• **Your task**: Whenever the word "Витяг" turns up in a line below, that line should be copied.

-- Material for this task follows --

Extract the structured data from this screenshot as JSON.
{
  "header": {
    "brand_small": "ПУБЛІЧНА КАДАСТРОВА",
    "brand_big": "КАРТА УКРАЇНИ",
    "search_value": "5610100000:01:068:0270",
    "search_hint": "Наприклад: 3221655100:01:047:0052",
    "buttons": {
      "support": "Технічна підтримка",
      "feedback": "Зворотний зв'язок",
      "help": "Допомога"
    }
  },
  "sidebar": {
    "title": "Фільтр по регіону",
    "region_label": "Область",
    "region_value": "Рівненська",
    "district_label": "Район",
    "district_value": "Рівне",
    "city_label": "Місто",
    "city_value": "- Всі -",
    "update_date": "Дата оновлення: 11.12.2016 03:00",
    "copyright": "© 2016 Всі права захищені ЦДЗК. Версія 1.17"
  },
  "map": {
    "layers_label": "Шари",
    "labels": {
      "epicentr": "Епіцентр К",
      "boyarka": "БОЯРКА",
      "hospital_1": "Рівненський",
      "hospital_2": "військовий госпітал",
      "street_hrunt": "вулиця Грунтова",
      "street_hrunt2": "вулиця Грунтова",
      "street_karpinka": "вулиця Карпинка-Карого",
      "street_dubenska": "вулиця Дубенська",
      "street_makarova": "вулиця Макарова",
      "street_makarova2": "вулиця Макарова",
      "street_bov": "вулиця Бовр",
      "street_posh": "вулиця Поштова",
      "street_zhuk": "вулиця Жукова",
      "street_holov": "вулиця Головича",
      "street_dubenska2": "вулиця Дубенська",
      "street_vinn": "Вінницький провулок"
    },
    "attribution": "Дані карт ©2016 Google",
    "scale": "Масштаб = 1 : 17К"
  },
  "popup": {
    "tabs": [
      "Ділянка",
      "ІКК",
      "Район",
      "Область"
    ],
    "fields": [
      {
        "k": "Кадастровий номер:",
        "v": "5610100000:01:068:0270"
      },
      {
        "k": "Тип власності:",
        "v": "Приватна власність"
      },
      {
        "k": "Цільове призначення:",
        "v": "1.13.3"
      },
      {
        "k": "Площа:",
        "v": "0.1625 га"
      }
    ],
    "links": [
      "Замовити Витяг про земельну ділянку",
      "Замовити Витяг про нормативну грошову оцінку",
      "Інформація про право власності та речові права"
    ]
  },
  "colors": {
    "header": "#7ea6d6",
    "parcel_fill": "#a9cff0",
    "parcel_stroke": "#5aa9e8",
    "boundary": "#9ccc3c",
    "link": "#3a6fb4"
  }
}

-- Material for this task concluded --
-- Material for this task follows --

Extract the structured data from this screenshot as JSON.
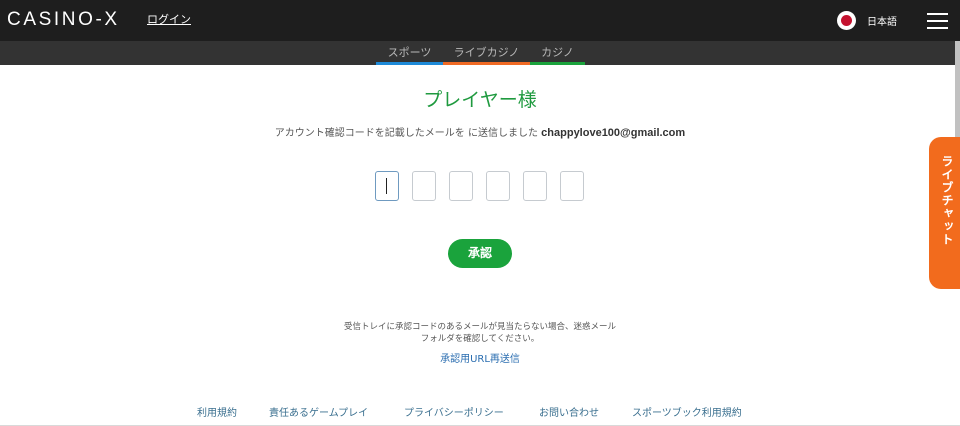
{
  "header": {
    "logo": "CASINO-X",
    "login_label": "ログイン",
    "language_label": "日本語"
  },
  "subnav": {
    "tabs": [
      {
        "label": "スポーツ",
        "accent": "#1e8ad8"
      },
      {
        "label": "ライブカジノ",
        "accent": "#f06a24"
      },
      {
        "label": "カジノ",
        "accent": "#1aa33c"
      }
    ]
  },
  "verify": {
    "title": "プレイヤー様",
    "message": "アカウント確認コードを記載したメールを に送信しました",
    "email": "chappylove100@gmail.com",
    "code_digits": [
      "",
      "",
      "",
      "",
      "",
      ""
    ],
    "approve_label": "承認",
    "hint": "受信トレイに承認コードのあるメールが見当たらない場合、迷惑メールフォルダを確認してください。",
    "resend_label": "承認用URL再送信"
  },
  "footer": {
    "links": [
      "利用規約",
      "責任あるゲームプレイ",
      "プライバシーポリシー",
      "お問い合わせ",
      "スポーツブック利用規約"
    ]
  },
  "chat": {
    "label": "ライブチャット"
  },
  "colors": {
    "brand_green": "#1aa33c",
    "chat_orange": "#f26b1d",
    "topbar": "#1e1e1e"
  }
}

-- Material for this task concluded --
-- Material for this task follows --

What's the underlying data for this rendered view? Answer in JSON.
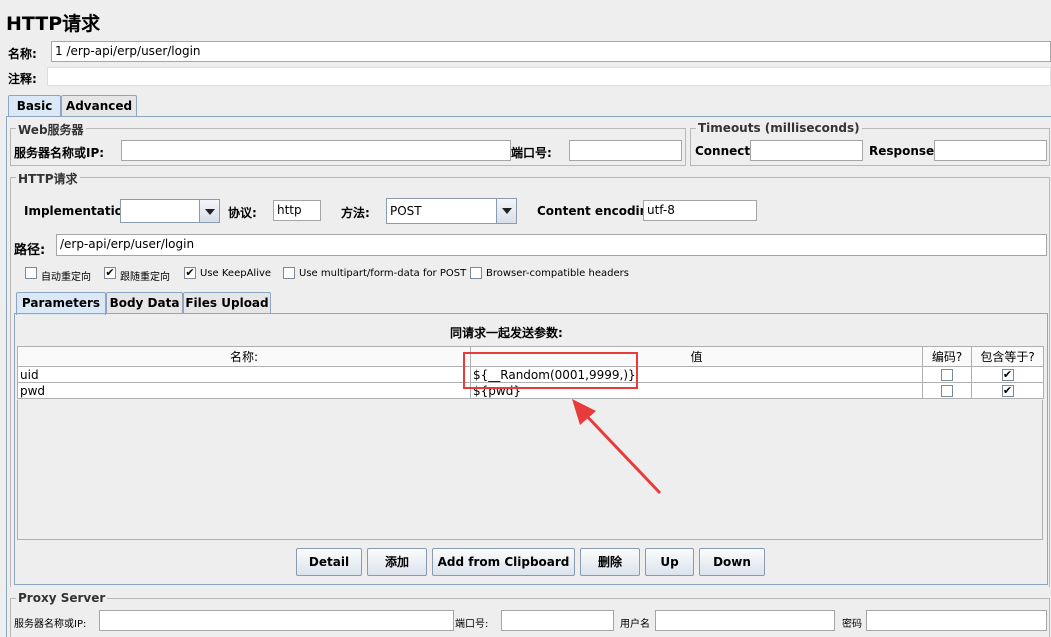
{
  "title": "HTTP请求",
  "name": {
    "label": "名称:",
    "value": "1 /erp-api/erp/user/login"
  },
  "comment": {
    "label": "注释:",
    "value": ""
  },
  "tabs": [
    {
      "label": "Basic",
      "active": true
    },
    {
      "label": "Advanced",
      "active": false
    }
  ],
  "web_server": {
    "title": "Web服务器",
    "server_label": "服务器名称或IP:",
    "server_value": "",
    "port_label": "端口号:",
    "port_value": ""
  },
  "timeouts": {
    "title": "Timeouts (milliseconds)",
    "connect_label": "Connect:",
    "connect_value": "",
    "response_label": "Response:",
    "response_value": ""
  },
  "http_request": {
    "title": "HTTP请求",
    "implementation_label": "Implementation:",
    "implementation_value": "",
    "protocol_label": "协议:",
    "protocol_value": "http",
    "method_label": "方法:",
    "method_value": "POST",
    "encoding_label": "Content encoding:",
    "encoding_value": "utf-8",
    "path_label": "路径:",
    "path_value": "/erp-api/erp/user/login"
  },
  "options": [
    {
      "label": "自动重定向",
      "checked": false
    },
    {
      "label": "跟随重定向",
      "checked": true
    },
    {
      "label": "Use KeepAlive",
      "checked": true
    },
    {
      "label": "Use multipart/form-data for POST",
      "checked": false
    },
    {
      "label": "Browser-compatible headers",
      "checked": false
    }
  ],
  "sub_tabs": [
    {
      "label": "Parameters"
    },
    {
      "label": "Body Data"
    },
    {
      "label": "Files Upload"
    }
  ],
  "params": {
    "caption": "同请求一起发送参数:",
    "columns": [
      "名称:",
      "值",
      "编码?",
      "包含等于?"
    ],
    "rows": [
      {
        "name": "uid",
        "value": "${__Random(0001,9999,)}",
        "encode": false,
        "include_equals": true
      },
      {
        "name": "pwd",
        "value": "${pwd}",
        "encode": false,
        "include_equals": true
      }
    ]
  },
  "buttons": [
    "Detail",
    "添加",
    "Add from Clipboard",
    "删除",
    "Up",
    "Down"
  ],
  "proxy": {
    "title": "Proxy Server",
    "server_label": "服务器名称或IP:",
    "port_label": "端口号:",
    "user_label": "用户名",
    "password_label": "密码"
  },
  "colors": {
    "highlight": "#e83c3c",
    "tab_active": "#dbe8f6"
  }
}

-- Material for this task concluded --

• **Worked solution**:
      "Замовити Витяг про земельну ділянку",
      "Замовити Витяг про нормативну грошову оцінку",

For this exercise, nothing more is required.